The concluding chapter reflects the future perspectives of information behaviour research. Wilson devotes attention to a few key factors which are likely to affect the ways in which people seek, access and process information. The examples include quantum computers and machine learning. There are also other formative factors such as the role of social media in the distribution of factual, as well as mis- and disinformation in times of global pandemics such as COVID-19. Even though the future is characterized by many uncertainties, Wilson ends his book with an optimistic conclusion: “information behaviour research will continue to have relevance into the future: it is now too firmly embedded in a number of disciplines, which are all subject to change, to disappear from the research world” (p. 101).

Wilson offers a thoughtful, compact and lucidly written introduction to research on information behaviour. Similar to Nigel Ford's (2015) Introduction to information behaviour, Wilson's book complements the magnum opus of Looking for information. A survey of information seeking, needs and behaviour written by Donald Case and Lisa Given (2016). Wilson's work represents a novel approach to e-book publishing in that the text can be substantiated on the basis of readers' comments, criticisms and suggestions. The book is available as a PDF or EPUB version. Wilson's book is highly recommendable for students as a textbook.

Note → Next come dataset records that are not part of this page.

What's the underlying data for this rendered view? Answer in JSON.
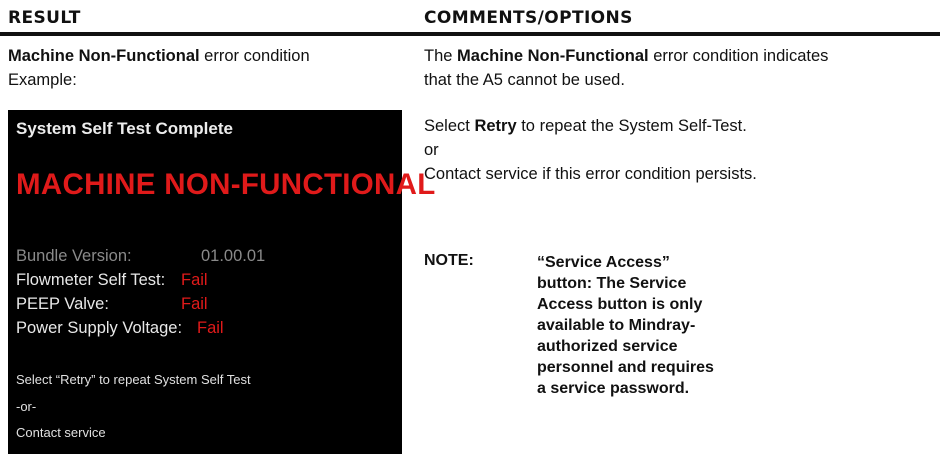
{
  "header": {
    "result_title": "RESULT",
    "comments_title": "COMMENTS/OPTIONS"
  },
  "left": {
    "line1_bold": "Machine Non-Functional",
    "line1_rest": " error condition",
    "line2": "Example:"
  },
  "screen": {
    "title": "System Self Test Complete",
    "big_message": "MACHINE NON-FUNCTIONAL",
    "rows": [
      {
        "label": "Bundle Version:",
        "value": "01.00.01"
      },
      {
        "label": "Flowmeter Self Test:",
        "value": "Fail"
      },
      {
        "label": "PEEP Valve:",
        "value": "Fail"
      },
      {
        "label": "Power Supply Voltage:",
        "value": "Fail"
      }
    ],
    "instructions": [
      "Select “Retry” to repeat System Self Test",
      "-or-",
      "Contact service"
    ]
  },
  "right": {
    "p1_pre": "The ",
    "p1_bold": "Machine Non-Functional",
    "p1_post": " error condition indicates",
    "p1_line2": "that the A5 cannot be used.",
    "p2_pre": "Select ",
    "p2_bold": "Retry",
    "p2_post": " to repeat the System Self-Test.",
    "p3": "or",
    "p4": "Contact service if this error condition persists.",
    "note_label": "NOTE:",
    "note_lines": [
      "“Service Access”",
      "button: The Service",
      "Access button is only",
      "available to Mindray-",
      "authorized service",
      "personnel and requires",
      "a service password."
    ]
  }
}
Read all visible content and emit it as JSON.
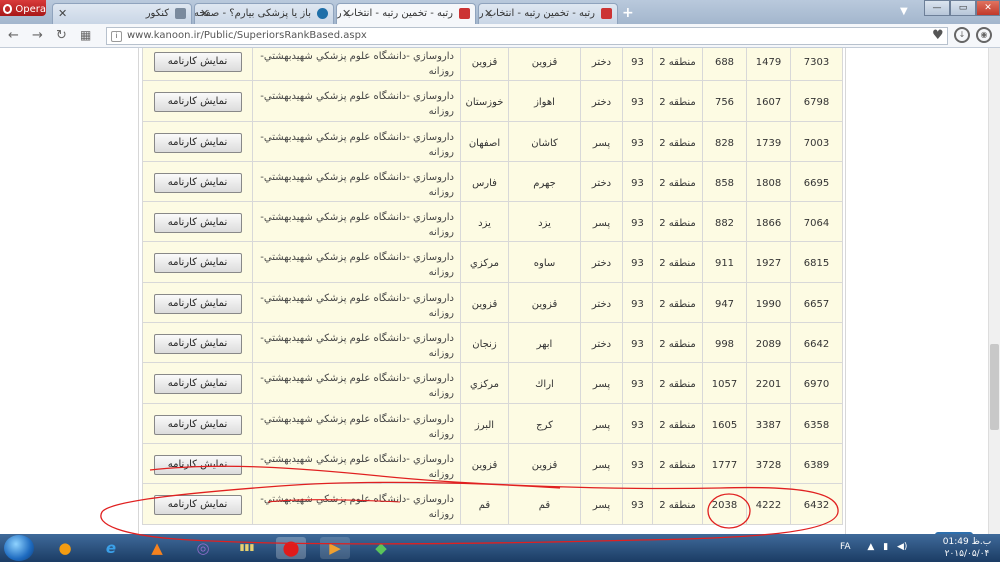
{
  "browser": {
    "opera_label": "Opera",
    "tabs": [
      {
        "title": "کنکور"
      },
      {
        "title": "باز یا پزشکی بیارم؟ - صفحه 2"
      },
      {
        "title": "رتبه - تخمین رتبه - انتخاب رشته"
      },
      {
        "title": "رتبه - تخمین رتبه - انتخاب رشته"
      }
    ],
    "url": "www.kanoon.ir/Public/SuperiorsRankBased.aspx"
  },
  "table": {
    "button_label": "نمایش کارنامه",
    "rows": [
      {
        "id": "7303",
        "rank_a": "1479",
        "rank_b": "688",
        "region": "منطقه 2",
        "year": "93",
        "gender": "دختر",
        "city": "قزوين",
        "province": "قزوين",
        "field": "داروسازي -دانشگاه علوم پزشكي شهيدبهشتي-روزانه"
      },
      {
        "id": "6798",
        "rank_a": "1607",
        "rank_b": "756",
        "region": "منطقه 2",
        "year": "93",
        "gender": "دختر",
        "city": "اهواز",
        "province": "خوزستان",
        "field": "داروسازي -دانشگاه علوم پزشكي شهيدبهشتي-روزانه"
      },
      {
        "id": "7003",
        "rank_a": "1739",
        "rank_b": "828",
        "region": "منطقه 2",
        "year": "93",
        "gender": "پسر",
        "city": "كاشان",
        "province": "اصفهان",
        "field": "داروسازي -دانشگاه علوم پزشكي شهيدبهشتي-روزانه"
      },
      {
        "id": "6695",
        "rank_a": "1808",
        "rank_b": "858",
        "region": "منطقه 2",
        "year": "93",
        "gender": "دختر",
        "city": "جهرم",
        "province": "فارس",
        "field": "داروسازي -دانشگاه علوم پزشكي شهيدبهشتي-روزانه"
      },
      {
        "id": "7064",
        "rank_a": "1866",
        "rank_b": "882",
        "region": "منطقه 2",
        "year": "93",
        "gender": "پسر",
        "city": "يزد",
        "province": "يزد",
        "field": "داروسازي -دانشگاه علوم پزشكي شهيدبهشتي-روزانه"
      },
      {
        "id": "6815",
        "rank_a": "1927",
        "rank_b": "911",
        "region": "منطقه 2",
        "year": "93",
        "gender": "دختر",
        "city": "ساوه",
        "province": "مركزي",
        "field": "داروسازي -دانشگاه علوم پزشكي شهيدبهشتي-روزانه"
      },
      {
        "id": "6657",
        "rank_a": "1990",
        "rank_b": "947",
        "region": "منطقه 2",
        "year": "93",
        "gender": "دختر",
        "city": "قزوين",
        "province": "قزوين",
        "field": "داروسازي -دانشگاه علوم پزشكي شهيدبهشتي-روزانه"
      },
      {
        "id": "6642",
        "rank_a": "2089",
        "rank_b": "998",
        "region": "منطقه 2",
        "year": "93",
        "gender": "دختر",
        "city": "ابهر",
        "province": "زنجان",
        "field": "داروسازي -دانشگاه علوم پزشكي شهيدبهشتي-روزانه"
      },
      {
        "id": "6970",
        "rank_a": "2201",
        "rank_b": "1057",
        "region": "منطقه 2",
        "year": "93",
        "gender": "پسر",
        "city": "اراك",
        "province": "مركزي",
        "field": "داروسازي -دانشگاه علوم پزشكي شهيدبهشتي-روزانه"
      },
      {
        "id": "6358",
        "rank_a": "3387",
        "rank_b": "1605",
        "region": "منطقه 2",
        "year": "93",
        "gender": "پسر",
        "city": "كرج",
        "province": "البرز",
        "field": "داروسازي -دانشگاه علوم پزشكي شهيدبهشتي-روزانه"
      },
      {
        "id": "6389",
        "rank_a": "3728",
        "rank_b": "1777",
        "region": "منطقه 2",
        "year": "93",
        "gender": "پسر",
        "city": "قزوين",
        "province": "قزوين",
        "field": "داروسازي -دانشگاه علوم پزشكي شهيدبهشتي-روزانه"
      },
      {
        "id": "6432",
        "rank_a": "4222",
        "rank_b": "2038",
        "region": "منطقه 2",
        "year": "93",
        "gender": "پسر",
        "city": "قم",
        "province": "قم",
        "field": "داروسازي -دانشگاه علوم پزشكي شهيدبهشتي-روزانه"
      }
    ]
  },
  "taskbar": {
    "lang": "FA",
    "time": "01:49 ب.ظ",
    "date": "۲۰۱۵/۰۵/۰۴"
  },
  "colors": {
    "row_bg": "#fdfbe3",
    "scroll_top_btn": "#2d6fad",
    "annotation": "#e02020"
  },
  "icons": {
    "scroll_top": "chevron-up-icon",
    "back": "back-arrow-icon",
    "forward": "forward-arrow-icon",
    "reload": "reload-icon"
  }
}
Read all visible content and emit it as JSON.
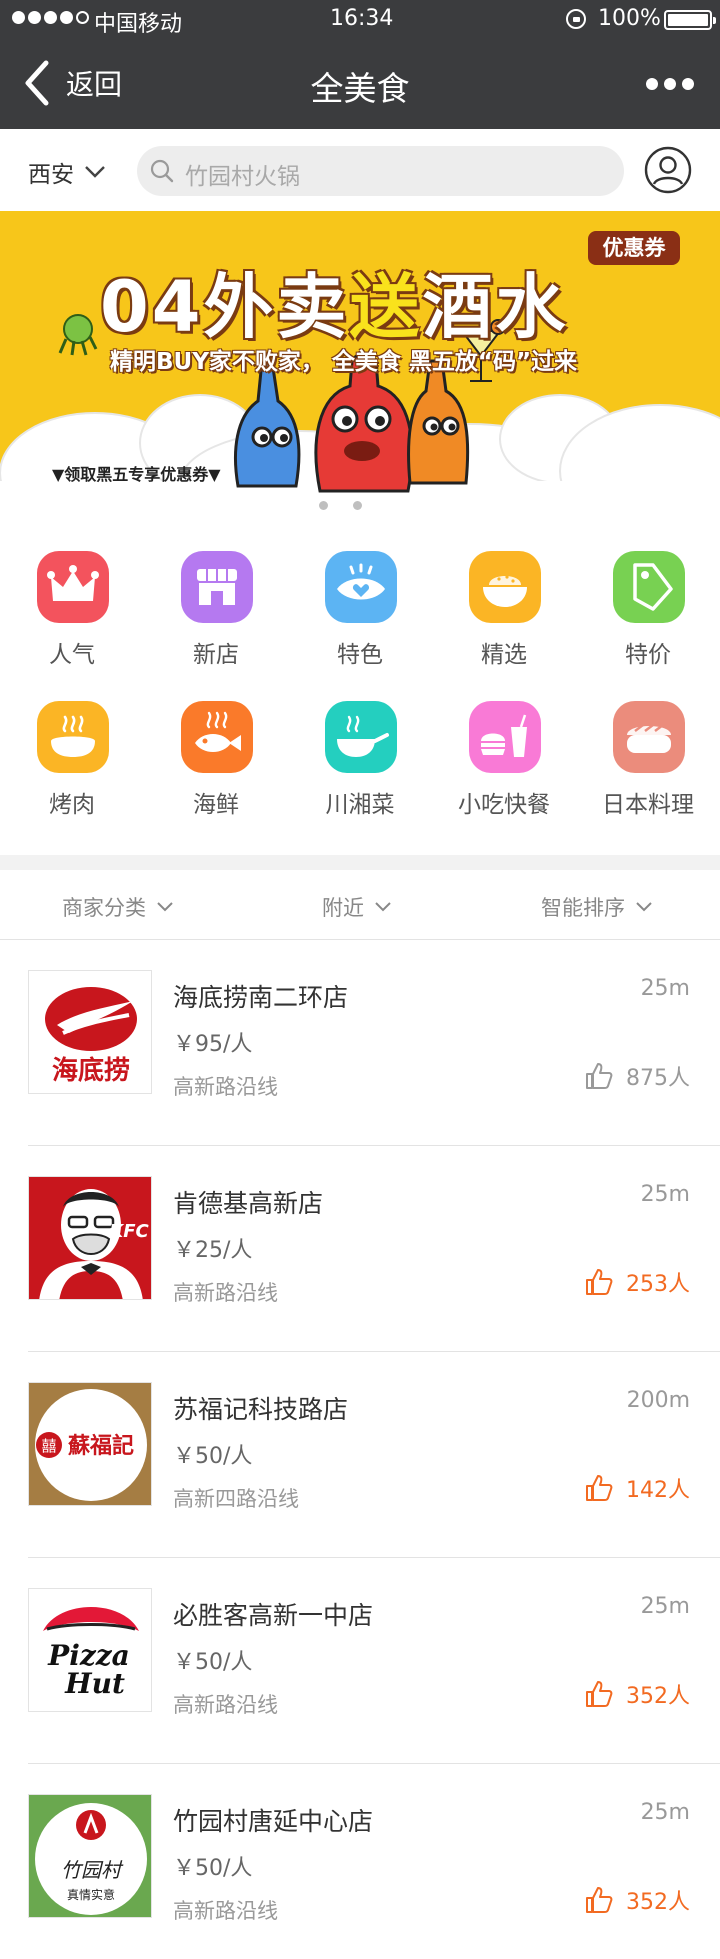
{
  "status_bar": {
    "carrier": "中国移动",
    "time": "16:34",
    "battery": "100%"
  },
  "nav": {
    "back_label": "返回",
    "title": "全美食"
  },
  "search": {
    "city": "西安",
    "placeholder": "竹园村火锅"
  },
  "banner": {
    "title_a": "04外卖",
    "title_b": "送",
    "title_c": "酒水",
    "coupon": "优惠券",
    "subtitle": "精明BUY家不败家，  全美食 黑五放“码”过来",
    "link": "▼领取黑五专享优惠券▼"
  },
  "categories": [
    {
      "label": "人气",
      "icon": "crown-icon",
      "color": "#f3535d"
    },
    {
      "label": "新店",
      "icon": "store-icon",
      "color": "#b579f0"
    },
    {
      "label": "特色",
      "icon": "eye-heart-icon",
      "color": "#5cb4f3"
    },
    {
      "label": "精选",
      "icon": "rice-bowl-icon",
      "color": "#fbb525"
    },
    {
      "label": "特价",
      "icon": "price-tag-icon",
      "color": "#78d152"
    },
    {
      "label": "烤肉",
      "icon": "bbq-icon",
      "color": "#fbb525"
    },
    {
      "label": "海鲜",
      "icon": "fish-icon",
      "color": "#fa7a2a"
    },
    {
      "label": "川湘菜",
      "icon": "wok-icon",
      "color": "#24cfbf"
    },
    {
      "label": "小吃快餐",
      "icon": "fast-food-icon",
      "color": "#f97ad6"
    },
    {
      "label": "日本料理",
      "icon": "sushi-icon",
      "color": "#eb8c7c"
    }
  ],
  "filters": {
    "category": "商家分类",
    "nearby": "附近",
    "sort": "智能排序"
  },
  "restaurants": [
    {
      "name": "海底捞南二环店",
      "price": "￥95/人",
      "area": "高新路沿线",
      "distance": "25m",
      "likes": "875人",
      "liked": false,
      "logo": "haidilao-logo"
    },
    {
      "name": "肯德基高新店",
      "price": "￥25/人",
      "area": "高新路沿线",
      "distance": "25m",
      "likes": "253人",
      "liked": true,
      "logo": "kfc-logo"
    },
    {
      "name": "苏福记科技路店",
      "price": "￥50/人",
      "area": "高新四路沿线",
      "distance": "200m",
      "likes": "142人",
      "liked": true,
      "logo": "sufuji-logo"
    },
    {
      "name": "必胜客高新一中店",
      "price": "￥50/人",
      "area": "高新路沿线",
      "distance": "25m",
      "likes": "352人",
      "liked": true,
      "logo": "pizzahut-logo"
    },
    {
      "name": "竹园村唐延中心店",
      "price": "￥50/人",
      "area": "高新路沿线",
      "distance": "25m",
      "likes": "352人",
      "liked": true,
      "logo": "zhuyuancun-logo"
    }
  ],
  "logo_text": {
    "haidilao": "海底捞",
    "kfc": "KFC",
    "sufuji": "蘇福記",
    "sufuji_seal": "囍",
    "pizzahut_a": "Pizza",
    "pizzahut_b": "Hut",
    "zhuyuancun": "竹园村",
    "zhuyuancun_sub": "真情实意"
  }
}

For scholars of all ages, it offers an inspiring source for the examination of the perennial issues of information behaviour research.


Professor Reijo Savolainen
Tampere University, Finland
April, 2021

How to cite this review

Savolainen, R. (2021). Review of: Wilson, T.D. Exploring information behaviour: an introduction Sheffield, UK: T.D. Wilson, 2021 Information Research, 26(2), review no. R714. http://www.informationr.net/ir/reviews/revs714.html

Information Research is published four times a year by the University of Borås, Allégatan 1, 501 90 Borås, Sweden.